Excerpts from an interface dataset
-------

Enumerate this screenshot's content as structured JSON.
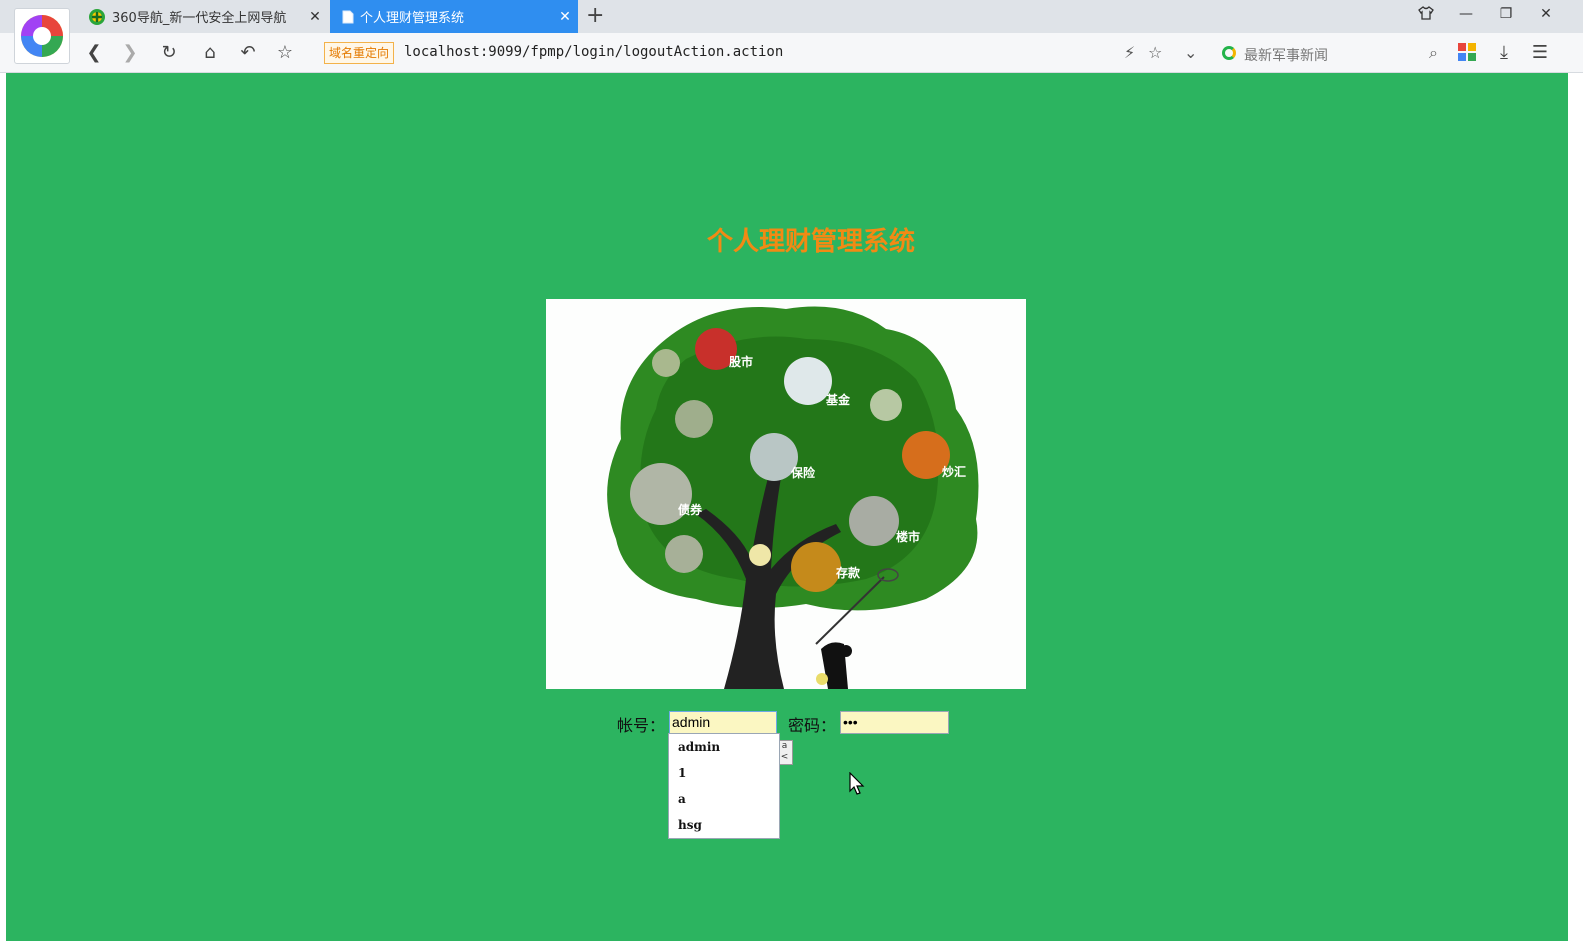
{
  "browser": {
    "tabs": [
      {
        "title": "360导航_新一代安全上网导航",
        "active": false
      },
      {
        "title": "个人理财管理系统",
        "active": true
      }
    ],
    "redirect_badge": "域名重定向",
    "url": "localhost:9099/fpmp/login/logoutAction.action",
    "search_placeholder": "最新军事新闻",
    "accent_color": "#2f8ef0"
  },
  "page": {
    "title": "个人理财管理系统",
    "background_color": "#2cb460",
    "title_color": "#f28a14",
    "tree_labels": {
      "stock": "股市",
      "fund": "基金",
      "insurance": "保险",
      "forex": "炒汇",
      "bond": "债券",
      "realestate": "楼市",
      "deposit": "存款"
    },
    "login": {
      "username_label": "帐号：",
      "username_value": "admin",
      "password_label": "密码：",
      "password_value": "•••",
      "autocomplete": [
        "admin",
        "1",
        "a",
        "hsg"
      ]
    }
  }
}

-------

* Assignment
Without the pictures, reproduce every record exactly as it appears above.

* Task answer
Enumerate this screenshot's content as structured JSON.
{
  "browser": {
    "tabs": [
      {
        "title": "360导航_新一代安全上网导航",
        "active": false
      },
      {
        "title": "个人理财管理系统",
        "active": true
      }
    ],
    "redirect_badge": "域名重定向",
    "url": "localhost:9099/fpmp/login/logoutAction.action",
    "search_placeholder": "最新军事新闻",
    "accent_color": "#2f8ef0"
  },
  "page": {
    "title": "个人理财管理系统",
    "background_color": "#2cb460",
    "title_color": "#f28a14",
    "tree_labels": {
      "stock": "股市",
      "fund": "基金",
      "insurance": "保险",
      "forex": "炒汇",
      "bond": "债券",
      "realestate": "楼市",
      "deposit": "存款"
    },
    "login": {
      "username_label": "帐号：",
      "username_value": "admin",
      "password_label": "密码：",
      "password_value": "•••",
      "autocomplete": [
        "admin",
        "1",
        "a",
        "hsg"
      ]
    }
  }
}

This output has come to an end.